---------- Data to process

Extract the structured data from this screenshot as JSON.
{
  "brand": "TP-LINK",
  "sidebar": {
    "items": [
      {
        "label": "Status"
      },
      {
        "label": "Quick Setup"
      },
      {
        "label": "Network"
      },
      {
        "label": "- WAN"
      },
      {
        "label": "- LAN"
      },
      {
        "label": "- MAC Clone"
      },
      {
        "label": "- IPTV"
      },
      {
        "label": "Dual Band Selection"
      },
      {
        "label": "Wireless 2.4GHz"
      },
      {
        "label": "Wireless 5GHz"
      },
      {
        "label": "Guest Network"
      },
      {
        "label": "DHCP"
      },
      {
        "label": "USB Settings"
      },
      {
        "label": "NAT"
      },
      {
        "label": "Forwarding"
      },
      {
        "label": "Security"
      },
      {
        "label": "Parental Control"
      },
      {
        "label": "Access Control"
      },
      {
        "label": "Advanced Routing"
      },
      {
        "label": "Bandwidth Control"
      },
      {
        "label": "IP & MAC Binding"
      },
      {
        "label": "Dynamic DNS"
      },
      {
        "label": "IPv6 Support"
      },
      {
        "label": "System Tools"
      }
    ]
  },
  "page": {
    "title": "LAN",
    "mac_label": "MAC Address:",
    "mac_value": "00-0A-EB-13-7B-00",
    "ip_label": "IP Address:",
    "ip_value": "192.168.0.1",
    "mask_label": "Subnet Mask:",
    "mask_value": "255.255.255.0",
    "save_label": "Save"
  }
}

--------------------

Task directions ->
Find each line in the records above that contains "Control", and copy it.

Written reply ->
        "label": "Parental Control"
        "label": "Access Control"
        "label": "Bandwidth Control"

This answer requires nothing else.